It will be called the Bruce Springsteen Archives and Center for American Music, and will be housed at Monmouth University in West Long Branch, New Jersey. The location is appropriate given Springsteen’s indelible association with the Jersey Shore, where he grew up and began his life as a musician, and which is associated with much of his creative output over his decades-long career.
In a release, Monmouth University noted that it will become the official repository for all of Springsteen’s papers, artifacts, photographs and other materials. It has already hosted a special collection devoted to Springsteen.
The Boss won’t be the only focus of the center: Other artists born in the U.S.A. will also be celebrated there. Among them are other musical icons like Woody Guthrie, Hank Williams and fellow New Jersey native Frank Sinatra, whom Springsteen has called one of his musical heroes. The center, writes the university, will not only be a GRAMMY affiliate but will serve to integrate music history more deeply into Monmouth’s curriculum.
With over 65 million album sales to his name, Springsteen will surely be a draw for the university. As Sisario notes, rock archives are becoming increasingly popular, with the recent sale of Bob Dylan’s archives for an estimated $20 million just one example of the high cachet of music memorabilia. Iconic rock sites like Paisley Park, which was turned into a museum after the death of Prince last year, are also popular sites for both pilgrims and academics looking to assess how popular music influenced history and culture.

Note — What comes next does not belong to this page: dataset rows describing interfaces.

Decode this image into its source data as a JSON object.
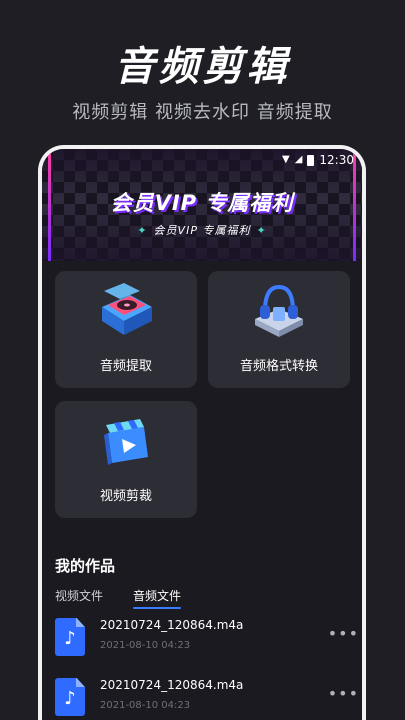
{
  "hero": {
    "title": "音频剪辑",
    "subtitle": "视频剪辑 视频去水印 音频提取"
  },
  "status_bar": {
    "time": "12:30",
    "icons": [
      "wifi-icon",
      "signal-icon",
      "battery-icon"
    ]
  },
  "banner": {
    "title": "会员VIP 专属福利",
    "subtitle": "会员VIP  专属福利"
  },
  "tools": [
    {
      "label": "音频提取",
      "icon": "vinyl-player-icon"
    },
    {
      "label": "音频格式转换",
      "icon": "headphones-icon"
    },
    {
      "label": "视频剪裁",
      "icon": "video-clapper-icon"
    }
  ],
  "works": {
    "title": "我的作品",
    "tabs": [
      {
        "label": "视频文件",
        "active": false
      },
      {
        "label": "音频文件",
        "active": true
      }
    ],
    "files": [
      {
        "name": "20210724_120864.m4a",
        "date": "2021-08-10 04:23"
      },
      {
        "name": "20210724_120864.m4a",
        "date": "2021-08-10 04:23"
      }
    ]
  },
  "colors": {
    "background": "#1e1e24",
    "card": "#2d2d35",
    "accent": "#3b7bff",
    "file_icon": "#2f6bff"
  }
}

In an event announcing the center, Springsteen acknowledged the power of that music. “Music is a political force,” he said. “At a certain point, the right song can light a fire.…Music documents events…they resonate down through the years.” He was talking about his own songs, but the items in Springsteen’s vast personal archive do the same thing—capture moments in time that will now be available for anyone to see. The artist himself may have been born to run, but now his legacy will be cemented in place for future generations.